- In Bionicle, the residents of Bara Magna decide who owns resources by having gladiator battles (which are more like tournaments, rather than a fight to the death.) Justified, since it prevents the villages from going to war with one another.
- In Monkey Island, Insult "X" contests.
- The basic plot behind most of the Touhou games: something bad happens, and the protagonists set out to find the ones responsible and Bullet Hell them into submission. The Hakurei Shrine Spellcard Rule System ensures that even in disputes between people with wildly different power levels, non-lethal spellcard battles decide everything.
- Occasionally, such as in some storylines for Phantasmagoria of Flover View, the battles - and protagonist - don't really decide anything, and the battles only serve to place the player where and when the storyline resolves itself. Losing battles then just means you don't get to see it happen.
- As virtually any possible plot in the setting could be resolved by getting the right people to come to the right party, proving to the (generally immortal, nigh-unkillable and non-villanous) antagonists that you survive well enough to be worth remembering and befriending may make Duels Decide Everything fairly rational.

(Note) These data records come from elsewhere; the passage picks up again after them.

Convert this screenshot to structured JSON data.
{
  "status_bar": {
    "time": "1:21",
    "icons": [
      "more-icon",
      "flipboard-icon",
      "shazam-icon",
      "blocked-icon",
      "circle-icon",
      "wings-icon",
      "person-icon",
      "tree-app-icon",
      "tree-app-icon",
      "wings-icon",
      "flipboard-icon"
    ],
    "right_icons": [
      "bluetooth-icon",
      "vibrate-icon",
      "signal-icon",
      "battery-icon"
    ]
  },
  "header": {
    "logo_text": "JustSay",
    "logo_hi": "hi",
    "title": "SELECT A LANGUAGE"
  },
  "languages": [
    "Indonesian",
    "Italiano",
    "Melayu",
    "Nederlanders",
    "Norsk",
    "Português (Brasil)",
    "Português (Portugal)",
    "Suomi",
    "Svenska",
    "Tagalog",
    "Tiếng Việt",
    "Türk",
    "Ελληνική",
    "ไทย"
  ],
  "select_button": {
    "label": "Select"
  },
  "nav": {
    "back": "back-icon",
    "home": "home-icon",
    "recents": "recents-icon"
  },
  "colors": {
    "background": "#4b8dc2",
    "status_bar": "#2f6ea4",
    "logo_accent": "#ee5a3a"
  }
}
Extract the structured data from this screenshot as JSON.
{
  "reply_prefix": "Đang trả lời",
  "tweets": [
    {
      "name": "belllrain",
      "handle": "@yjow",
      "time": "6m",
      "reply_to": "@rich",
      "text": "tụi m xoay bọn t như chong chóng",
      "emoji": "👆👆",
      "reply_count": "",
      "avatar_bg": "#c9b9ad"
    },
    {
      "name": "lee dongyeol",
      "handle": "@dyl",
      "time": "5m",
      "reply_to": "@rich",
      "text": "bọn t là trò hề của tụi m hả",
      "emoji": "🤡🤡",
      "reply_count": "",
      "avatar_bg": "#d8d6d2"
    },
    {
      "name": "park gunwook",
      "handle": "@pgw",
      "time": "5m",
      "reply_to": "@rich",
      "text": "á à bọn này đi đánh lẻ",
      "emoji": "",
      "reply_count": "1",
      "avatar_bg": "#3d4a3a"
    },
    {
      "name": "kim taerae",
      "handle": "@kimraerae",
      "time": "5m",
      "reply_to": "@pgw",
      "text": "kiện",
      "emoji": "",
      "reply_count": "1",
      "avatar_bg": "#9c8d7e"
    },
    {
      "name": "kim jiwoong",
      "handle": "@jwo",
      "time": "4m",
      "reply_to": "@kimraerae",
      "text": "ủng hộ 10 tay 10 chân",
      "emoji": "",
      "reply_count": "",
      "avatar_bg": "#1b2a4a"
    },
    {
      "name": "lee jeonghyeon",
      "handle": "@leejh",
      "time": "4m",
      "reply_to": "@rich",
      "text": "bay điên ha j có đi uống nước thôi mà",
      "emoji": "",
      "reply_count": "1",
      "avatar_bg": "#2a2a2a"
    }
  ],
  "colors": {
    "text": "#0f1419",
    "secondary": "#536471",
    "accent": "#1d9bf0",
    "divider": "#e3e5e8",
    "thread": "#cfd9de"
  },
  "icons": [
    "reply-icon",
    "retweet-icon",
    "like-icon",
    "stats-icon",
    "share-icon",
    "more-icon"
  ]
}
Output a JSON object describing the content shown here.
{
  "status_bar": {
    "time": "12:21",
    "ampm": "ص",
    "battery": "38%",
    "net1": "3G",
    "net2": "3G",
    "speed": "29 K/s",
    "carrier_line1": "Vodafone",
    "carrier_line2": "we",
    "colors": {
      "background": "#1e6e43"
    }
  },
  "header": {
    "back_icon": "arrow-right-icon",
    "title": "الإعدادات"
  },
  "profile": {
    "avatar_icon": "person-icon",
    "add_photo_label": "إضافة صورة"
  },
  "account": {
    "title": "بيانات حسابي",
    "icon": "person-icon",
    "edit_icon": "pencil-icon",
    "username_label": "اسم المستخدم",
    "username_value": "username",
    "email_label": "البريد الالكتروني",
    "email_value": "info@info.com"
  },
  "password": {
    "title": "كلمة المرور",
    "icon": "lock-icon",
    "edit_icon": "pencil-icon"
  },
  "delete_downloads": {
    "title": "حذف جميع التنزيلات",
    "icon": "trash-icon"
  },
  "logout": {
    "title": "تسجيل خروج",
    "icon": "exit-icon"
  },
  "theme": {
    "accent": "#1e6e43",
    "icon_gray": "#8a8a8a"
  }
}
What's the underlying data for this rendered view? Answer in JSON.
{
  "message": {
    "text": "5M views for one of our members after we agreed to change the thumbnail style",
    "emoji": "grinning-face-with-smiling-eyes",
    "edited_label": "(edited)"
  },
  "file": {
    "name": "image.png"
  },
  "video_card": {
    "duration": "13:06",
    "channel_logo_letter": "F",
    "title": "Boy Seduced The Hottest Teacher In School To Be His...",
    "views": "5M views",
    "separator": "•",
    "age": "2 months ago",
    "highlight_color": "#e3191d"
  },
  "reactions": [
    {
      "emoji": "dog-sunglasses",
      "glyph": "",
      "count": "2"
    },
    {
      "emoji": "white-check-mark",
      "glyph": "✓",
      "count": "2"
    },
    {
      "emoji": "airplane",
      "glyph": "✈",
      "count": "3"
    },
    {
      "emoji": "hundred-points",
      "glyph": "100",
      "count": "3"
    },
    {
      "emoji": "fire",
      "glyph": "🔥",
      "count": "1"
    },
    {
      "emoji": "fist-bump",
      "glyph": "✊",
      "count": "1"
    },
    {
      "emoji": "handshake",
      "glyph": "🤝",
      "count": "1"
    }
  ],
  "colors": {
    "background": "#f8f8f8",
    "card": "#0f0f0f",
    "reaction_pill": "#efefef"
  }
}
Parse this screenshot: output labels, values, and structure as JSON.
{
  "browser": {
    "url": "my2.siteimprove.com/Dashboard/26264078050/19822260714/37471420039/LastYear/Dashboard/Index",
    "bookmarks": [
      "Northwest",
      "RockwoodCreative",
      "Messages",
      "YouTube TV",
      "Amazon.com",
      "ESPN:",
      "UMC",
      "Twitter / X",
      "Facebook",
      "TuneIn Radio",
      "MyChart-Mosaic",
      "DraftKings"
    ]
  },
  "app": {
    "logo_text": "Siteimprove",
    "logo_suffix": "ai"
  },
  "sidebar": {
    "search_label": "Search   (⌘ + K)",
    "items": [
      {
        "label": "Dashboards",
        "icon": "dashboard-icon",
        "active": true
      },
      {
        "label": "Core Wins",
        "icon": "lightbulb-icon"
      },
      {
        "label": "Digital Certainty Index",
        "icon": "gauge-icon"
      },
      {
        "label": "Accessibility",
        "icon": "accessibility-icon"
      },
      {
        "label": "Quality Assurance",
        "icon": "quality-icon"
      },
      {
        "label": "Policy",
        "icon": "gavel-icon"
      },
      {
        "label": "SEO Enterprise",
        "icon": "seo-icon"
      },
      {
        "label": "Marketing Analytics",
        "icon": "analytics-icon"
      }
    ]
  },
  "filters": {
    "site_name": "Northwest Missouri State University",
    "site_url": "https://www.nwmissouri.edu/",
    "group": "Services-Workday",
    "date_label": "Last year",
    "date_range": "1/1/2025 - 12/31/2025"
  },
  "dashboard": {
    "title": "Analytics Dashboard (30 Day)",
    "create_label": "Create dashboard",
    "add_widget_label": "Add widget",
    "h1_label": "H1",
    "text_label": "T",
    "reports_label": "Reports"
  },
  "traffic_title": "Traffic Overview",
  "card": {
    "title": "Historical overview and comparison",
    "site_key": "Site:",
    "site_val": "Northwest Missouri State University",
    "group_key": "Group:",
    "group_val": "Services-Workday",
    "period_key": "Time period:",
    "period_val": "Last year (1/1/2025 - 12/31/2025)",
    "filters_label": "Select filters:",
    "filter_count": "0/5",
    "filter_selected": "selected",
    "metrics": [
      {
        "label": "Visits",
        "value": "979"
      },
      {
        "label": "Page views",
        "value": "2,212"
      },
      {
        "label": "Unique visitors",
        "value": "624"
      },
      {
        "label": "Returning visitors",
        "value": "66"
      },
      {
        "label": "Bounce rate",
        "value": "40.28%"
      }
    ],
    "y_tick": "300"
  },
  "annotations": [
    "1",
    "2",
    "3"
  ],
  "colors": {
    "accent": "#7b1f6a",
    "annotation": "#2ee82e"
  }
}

- Custom Robo - Duels with toy-sized robots are shown right at the beginning to be the perfect way to attempt a robbery. It gets more ridiculous from there. It's mentioned a few times that the toy-sized robots use real weapons with live ammunition, operate in bullet time and can be controlled over decent distances (and in Arena one police officer NPC actually does get shot during a fight) -- using them for a robbery makes sense. Dueling with them being their primary use (even when there are safties that vaporize any stray bullets), not so much, and this still doesn't explain how you end up always fighting them in the game's toy arena...
- possibly averted in that it seems custom robo battles can't be escaped, someone can force you into it, and the victory is absolute, the winner is perfectly fine, but the loser gets knocked out cold.
- The Tradesmeet subquest in Baldur's Gate 2 that deals with the Shadow Druids can be resolved this way. When you reach Druid's Grove, you can challenge the leader of the Shadow Druids Faldorn. Only a Druid character can fight her; meaning you will have to send Cernd, Jaheira, or yourself (if you are also a Druid). Winning the battle ends the Shadow Druids' assaults on Tradesmeet.
- In Pokémon everything is decided by pokemon duels. Need to go down a road? Pokemon battle. Need to stop Olympus Mons from rampaging? Pokemon battle. Need to thwart villainous plans? Pokemon battle again! The series have been playing around with this trope lately, though.
- In Inazuma Eleven, football games solve everything. Early on in the first game you even chase off a bunch of thugs by beating them at a football battle.
- In the LOGBOX level of Banjo-Kazooie Nuts & Bolts, Gruntilda is about to implement a plan that will cause the whole console to have to be shut down. However, she tells our heroes that she will cancel the whole thing if they just beat her in a race.
Kazooie: Huh? If we beat her in a race, she'll call off the plan and leave?
Banjo: So she says. I was in a similar situation once before, a long time ago, with a genie and a giant pig...
- Justified in League of Legends, where most political disputes are resolved through Combat by Champion with strict rules, a system put in place to prevent the widespread devastation caused by large-scale magical warfare.
- Yu-Gi-Oh!'s tendency to do this is mocked mercilessly by Yu-Gi-Oh the Abridged Series and is a common source of humour:
Joey: What do you people want from me?
Bandit Keith: Your Star Chips, dweeb. I have a score to settle with Pegasus, so Zombie-Boy here is going to beat you in a card game!
Joey: ...Why didn't you just take my star chips while I was unconscious?
Bandit Keith: Shut the hell up!